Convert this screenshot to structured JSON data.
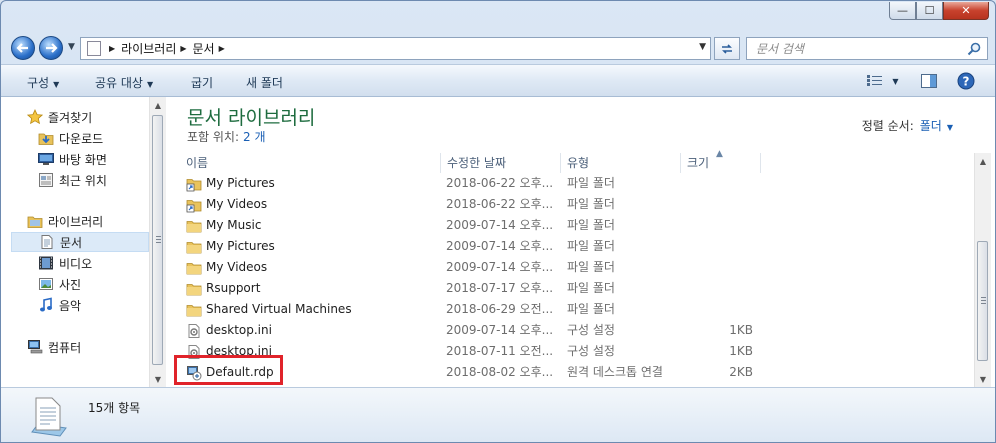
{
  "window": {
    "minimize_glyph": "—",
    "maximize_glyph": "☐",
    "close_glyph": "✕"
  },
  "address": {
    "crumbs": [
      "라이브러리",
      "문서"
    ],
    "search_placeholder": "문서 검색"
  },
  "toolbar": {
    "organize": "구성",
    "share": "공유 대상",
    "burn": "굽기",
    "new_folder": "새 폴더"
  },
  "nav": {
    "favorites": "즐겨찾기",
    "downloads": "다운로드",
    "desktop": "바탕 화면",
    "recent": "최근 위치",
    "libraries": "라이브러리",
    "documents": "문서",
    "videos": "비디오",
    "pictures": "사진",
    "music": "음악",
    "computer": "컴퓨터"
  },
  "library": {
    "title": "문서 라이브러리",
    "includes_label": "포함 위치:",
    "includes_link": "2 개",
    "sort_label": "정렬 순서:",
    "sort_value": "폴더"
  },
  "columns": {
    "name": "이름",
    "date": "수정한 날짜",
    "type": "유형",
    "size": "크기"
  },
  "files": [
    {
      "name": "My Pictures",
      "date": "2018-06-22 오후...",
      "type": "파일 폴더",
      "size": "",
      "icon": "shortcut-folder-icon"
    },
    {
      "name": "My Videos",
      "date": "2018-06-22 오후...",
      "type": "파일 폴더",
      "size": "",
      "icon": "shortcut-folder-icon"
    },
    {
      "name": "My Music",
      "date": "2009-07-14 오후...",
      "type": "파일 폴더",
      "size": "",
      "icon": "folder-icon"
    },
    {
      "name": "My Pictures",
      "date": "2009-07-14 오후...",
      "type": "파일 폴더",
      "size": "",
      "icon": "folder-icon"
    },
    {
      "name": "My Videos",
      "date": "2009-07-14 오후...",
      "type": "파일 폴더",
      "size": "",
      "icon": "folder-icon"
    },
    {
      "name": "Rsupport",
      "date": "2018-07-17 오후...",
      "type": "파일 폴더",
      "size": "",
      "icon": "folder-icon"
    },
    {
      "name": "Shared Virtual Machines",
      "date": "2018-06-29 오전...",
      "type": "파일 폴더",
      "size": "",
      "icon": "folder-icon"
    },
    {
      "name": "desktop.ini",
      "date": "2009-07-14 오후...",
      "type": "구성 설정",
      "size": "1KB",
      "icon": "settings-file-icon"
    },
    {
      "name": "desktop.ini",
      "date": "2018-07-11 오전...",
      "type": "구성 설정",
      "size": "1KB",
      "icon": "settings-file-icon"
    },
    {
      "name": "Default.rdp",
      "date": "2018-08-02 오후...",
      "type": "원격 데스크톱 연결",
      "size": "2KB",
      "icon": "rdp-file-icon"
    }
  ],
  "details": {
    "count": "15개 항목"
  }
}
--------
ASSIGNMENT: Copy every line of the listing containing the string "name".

ANSWER SPACE:
    "name": "이름",
      "name": "My Pictures",
      "name": "My Videos",
      "name": "My Music",
      "name": "My Pictures",
      "name": "My Videos",
      "name": "Rsupport",
      "name": "Shared Virtual Machines",
      "name": "desktop.ini",
      "name": "desktop.ini",
      "name": "Default.rdp",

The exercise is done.